• SUPPLIED ENTRIES:
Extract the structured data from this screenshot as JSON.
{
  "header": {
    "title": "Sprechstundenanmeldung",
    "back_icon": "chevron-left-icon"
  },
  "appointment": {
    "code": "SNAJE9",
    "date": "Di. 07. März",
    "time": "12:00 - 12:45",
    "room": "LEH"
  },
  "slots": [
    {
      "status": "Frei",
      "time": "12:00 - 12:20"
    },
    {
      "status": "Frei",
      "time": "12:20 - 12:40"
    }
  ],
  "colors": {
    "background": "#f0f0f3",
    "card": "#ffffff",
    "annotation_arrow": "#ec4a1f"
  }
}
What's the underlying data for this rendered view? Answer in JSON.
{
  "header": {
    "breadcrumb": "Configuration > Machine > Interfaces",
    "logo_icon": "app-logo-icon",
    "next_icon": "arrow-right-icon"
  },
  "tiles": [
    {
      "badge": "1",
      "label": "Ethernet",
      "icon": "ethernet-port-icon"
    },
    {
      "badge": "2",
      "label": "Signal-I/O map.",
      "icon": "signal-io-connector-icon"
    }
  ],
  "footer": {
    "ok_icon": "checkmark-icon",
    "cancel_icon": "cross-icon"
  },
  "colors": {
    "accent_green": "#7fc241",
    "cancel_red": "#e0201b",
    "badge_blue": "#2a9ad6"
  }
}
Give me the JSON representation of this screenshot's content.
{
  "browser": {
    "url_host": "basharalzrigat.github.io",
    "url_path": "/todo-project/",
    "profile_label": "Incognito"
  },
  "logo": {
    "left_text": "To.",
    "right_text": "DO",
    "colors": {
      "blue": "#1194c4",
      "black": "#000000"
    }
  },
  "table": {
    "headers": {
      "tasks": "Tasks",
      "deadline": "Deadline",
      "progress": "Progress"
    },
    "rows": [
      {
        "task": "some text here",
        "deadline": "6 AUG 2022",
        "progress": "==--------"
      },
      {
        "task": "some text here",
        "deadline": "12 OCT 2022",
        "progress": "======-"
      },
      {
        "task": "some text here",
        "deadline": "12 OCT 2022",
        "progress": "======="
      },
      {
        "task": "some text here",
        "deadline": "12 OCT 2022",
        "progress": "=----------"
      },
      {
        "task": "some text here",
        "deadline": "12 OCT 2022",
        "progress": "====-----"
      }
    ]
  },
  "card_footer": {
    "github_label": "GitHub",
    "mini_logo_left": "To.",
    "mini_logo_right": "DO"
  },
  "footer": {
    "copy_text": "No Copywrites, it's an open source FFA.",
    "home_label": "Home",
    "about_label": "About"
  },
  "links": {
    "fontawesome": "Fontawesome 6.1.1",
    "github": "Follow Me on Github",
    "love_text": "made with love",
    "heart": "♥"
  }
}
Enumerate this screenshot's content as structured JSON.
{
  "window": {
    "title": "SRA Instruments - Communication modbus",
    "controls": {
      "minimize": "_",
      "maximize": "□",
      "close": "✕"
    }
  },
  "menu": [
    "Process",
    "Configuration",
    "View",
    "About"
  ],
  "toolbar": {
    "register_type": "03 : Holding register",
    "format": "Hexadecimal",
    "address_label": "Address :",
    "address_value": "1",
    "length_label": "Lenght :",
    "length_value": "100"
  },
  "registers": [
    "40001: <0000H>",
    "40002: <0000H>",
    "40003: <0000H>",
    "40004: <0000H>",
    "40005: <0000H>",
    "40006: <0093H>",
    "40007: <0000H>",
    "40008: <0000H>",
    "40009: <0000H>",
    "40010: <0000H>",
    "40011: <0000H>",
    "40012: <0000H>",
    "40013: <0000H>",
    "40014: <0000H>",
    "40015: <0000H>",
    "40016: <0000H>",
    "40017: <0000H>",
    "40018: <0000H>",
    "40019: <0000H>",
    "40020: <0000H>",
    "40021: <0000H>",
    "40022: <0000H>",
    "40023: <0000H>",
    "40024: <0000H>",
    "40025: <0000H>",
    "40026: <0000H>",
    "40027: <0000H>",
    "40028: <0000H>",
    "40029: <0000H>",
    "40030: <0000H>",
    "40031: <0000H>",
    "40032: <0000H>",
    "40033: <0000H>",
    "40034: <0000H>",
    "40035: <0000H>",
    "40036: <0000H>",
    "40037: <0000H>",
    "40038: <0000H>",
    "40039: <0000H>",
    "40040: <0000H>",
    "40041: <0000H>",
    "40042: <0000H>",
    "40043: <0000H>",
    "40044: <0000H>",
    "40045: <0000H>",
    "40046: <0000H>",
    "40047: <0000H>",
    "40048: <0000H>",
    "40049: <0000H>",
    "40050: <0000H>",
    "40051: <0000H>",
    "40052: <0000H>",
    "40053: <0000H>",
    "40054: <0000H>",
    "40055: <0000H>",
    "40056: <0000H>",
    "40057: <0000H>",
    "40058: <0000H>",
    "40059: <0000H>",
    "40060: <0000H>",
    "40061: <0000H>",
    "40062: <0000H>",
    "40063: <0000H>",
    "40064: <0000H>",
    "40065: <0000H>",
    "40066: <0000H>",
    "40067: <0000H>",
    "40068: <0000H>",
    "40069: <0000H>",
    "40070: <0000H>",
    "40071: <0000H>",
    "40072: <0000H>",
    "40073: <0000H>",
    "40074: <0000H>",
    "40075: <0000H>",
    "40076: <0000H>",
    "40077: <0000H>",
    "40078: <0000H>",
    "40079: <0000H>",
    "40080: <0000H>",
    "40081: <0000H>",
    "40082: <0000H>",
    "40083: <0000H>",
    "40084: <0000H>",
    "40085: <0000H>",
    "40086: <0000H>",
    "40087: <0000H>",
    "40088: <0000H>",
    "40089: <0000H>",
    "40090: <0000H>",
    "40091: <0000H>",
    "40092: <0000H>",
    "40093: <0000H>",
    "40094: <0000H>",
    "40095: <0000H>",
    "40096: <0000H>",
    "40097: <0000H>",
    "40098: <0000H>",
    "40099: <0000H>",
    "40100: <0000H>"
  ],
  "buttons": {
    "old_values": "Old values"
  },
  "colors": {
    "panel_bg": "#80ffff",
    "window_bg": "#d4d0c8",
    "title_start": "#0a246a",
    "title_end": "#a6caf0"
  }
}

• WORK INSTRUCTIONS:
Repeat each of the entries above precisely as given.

• SOLUTION TO THE PROBLEM:
Extract the structured data from this screenshot as JSON.
{
  "header": {
    "title": "Sprechstundenanmeldung",
    "back_icon": "chevron-left-icon"
  },
  "appointment": {
    "code": "SNAJE9",
    "date": "Di. 07. März",
    "time": "12:00 - 12:45",
    "room": "LEH"
  },
  "slots": [
    {
      "status": "Frei",
      "time": "12:00 - 12:20"
    },
    {
      "status": "Frei",
      "time": "12:20 - 12:40"
    }
  ],
  "colors": {
    "background": "#f0f0f3",
    "card": "#ffffff",
    "annotation_arrow": "#ec4a1f"
  }
}
What's the underlying data for this rendered view? Answer in JSON.
{
  "header": {
    "breadcrumb": "Configuration > Machine > Interfaces",
    "logo_icon": "app-logo-icon",
    "next_icon": "arrow-right-icon"
  },
  "tiles": [
    {
      "badge": "1",
      "label": "Ethernet",
      "icon": "ethernet-port-icon"
    },
    {
      "badge": "2",
      "label": "Signal-I/O map.",
      "icon": "signal-io-connector-icon"
    }
  ],
  "footer": {
    "ok_icon": "checkmark-icon",
    "cancel_icon": "cross-icon"
  },
  "colors": {
    "accent_green": "#7fc241",
    "cancel_red": "#e0201b",
    "badge_blue": "#2a9ad6"
  }
}
Give me the JSON representation of this screenshot's content.
{
  "browser": {
    "url_host": "basharalzrigat.github.io",
    "url_path": "/todo-project/",
    "profile_label": "Incognito"
  },
  "logo": {
    "left_text": "To.",
    "right_text": "DO",
    "colors": {
      "blue": "#1194c4",
      "black": "#000000"
    }
  },
  "table": {
    "headers": {
      "tasks": "Tasks",
      "deadline": "Deadline",
      "progress": "Progress"
    },
    "rows": [
      {
        "task": "some text here",
        "deadline": "6 AUG 2022",
        "progress": "==--------"
      },
      {
        "task": "some text here",
        "deadline": "12 OCT 2022",
        "progress": "======-"
      },
      {
        "task": "some text here",
        "deadline": "12 OCT 2022",
        "progress": "======="
      },
      {
        "task": "some text here",
        "deadline": "12 OCT 2022",
        "progress": "=----------"
      },
      {
        "task": "some text here",
        "deadline": "12 OCT 2022",
        "progress": "====-----"
      }
    ]
  },
  "card_footer": {
    "github_label": "GitHub",
    "mini_logo_left": "To.",
    "mini_logo_right": "DO"
  },
  "footer": {
    "copy_text": "No Copywrites, it's an open source FFA.",
    "home_label": "Home",
    "about_label": "About"
  },
  "links": {
    "fontawesome": "Fontawesome 6.1.1",
    "github": "Follow Me on Github",
    "love_text": "made with love",
    "heart": "♥"
  }
}
Enumerate this screenshot's content as structured JSON.
{
  "window": {
    "title": "SRA Instruments - Communication modbus",
    "controls": {
      "minimize": "_",
      "maximize": "□",
      "close": "✕"
    }
  },
  "menu": [
    "Process",
    "Configuration",
    "View",
    "About"
  ],
  "toolbar": {
    "register_type": "03 : Holding register",
    "format": "Hexadecimal",
    "address_label": "Address :",
    "address_value": "1",
    "length_label": "Lenght :",
    "length_value": "100"
  },
  "registers": [
    "40001: <0000H>",
    "40002: <0000H>",
    "40003: <0000H>",
    "40004: <0000H>",
    "40005: <0000H>",
    "40006: <0093H>",
    "40007: <0000H>",
    "40008: <0000H>",
    "40009: <0000H>",
    "40010: <0000H>",
    "40011: <0000H>",
    "40012: <0000H>",
    "40013: <0000H>",
    "40014: <0000H>",
    "40015: <0000H>",
    "40016: <0000H>",
    "40017: <0000H>",
    "40018: <0000H>",
    "40019: <0000H>",
    "40020: <0000H>",
    "40021: <0000H>",
    "40022: <0000H>",
    "40023: <0000H>",
    "40024: <0000H>",
    "40025: <0000H>",
    "40026: <0000H>",
    "40027: <0000H>",
    "40028: <0000H>",
    "40029: <0000H>",
    "40030: <0000H>",
    "40031: <0000H>",
    "40032: <0000H>",
    "40033: <0000H>",
    "40034: <0000H>",
    "40035: <0000H>",
    "40036: <0000H>",
    "40037: <0000H>",
    "40038: <0000H>",
    "40039: <0000H>",
    "40040: <0000H>",
    "40041: <0000H>",
    "40042: <0000H>",
    "40043: <0000H>",
    "40044: <0000H>",
    "40045: <0000H>",
    "40046: <0000H>",
    "40047: <0000H>",
    "40048: <0000H>",
    "40049: <0000H>",
    "40050: <0000H>",
    "40051: <0000H>",
    "40052: <0000H>",
    "40053: <0000H>",
    "40054: <0000H>",
    "40055: <0000H>",
    "40056: <0000H>",
    "40057: <0000H>",
    "40058: <0000H>",
    "40059: <0000H>",
    "40060: <0000H>",
    "40061: <0000H>",
    "40062: <0000H>",
    "40063: <0000H>",
    "40064: <0000H>",
    "40065: <0000H>",
    "40066: <0000H>",
    "40067: <0000H>",
    "40068: <0000H>",
    "40069: <0000H>",
    "40070: <0000H>",
    "40071: <0000H>",
    "40072: <0000H>",
    "40073: <0000H>",
    "40074: <0000H>",
    "40075: <0000H>",
    "40076: <0000H>",
    "40077: <0000H>",
    "40078: <0000H>",
    "40079: <0000H>",
    "40080: <0000H>",
    "40081: <0000H>",
    "40082: <0000H>",
    "40083: <0000H>",
    "40084: <0000H>",
    "40085: <0000H>",
    "40086: <0000H>",
    "40087: <0000H>",
    "40088: <0000H>",
    "40089: <0000H>",
    "40090: <0000H>",
    "40091: <0000H>",
    "40092: <0000H>",
    "40093: <0000H>",
    "40094: <0000H>",
    "40095: <0000H>",
    "40096: <0000H>",
    "40097: <0000H>",
    "40098: <0000H>",
    "40099: <0000H>",
    "40100: <0000H>"
  ],
  "buttons": {
    "old_values": "Old values"
  },
  "colors": {
    "panel_bg": "#80ffff",
    "window_bg": "#d4d0c8",
    "title_start": "#0a246a",
    "title_end": "#a6caf0"
  }
}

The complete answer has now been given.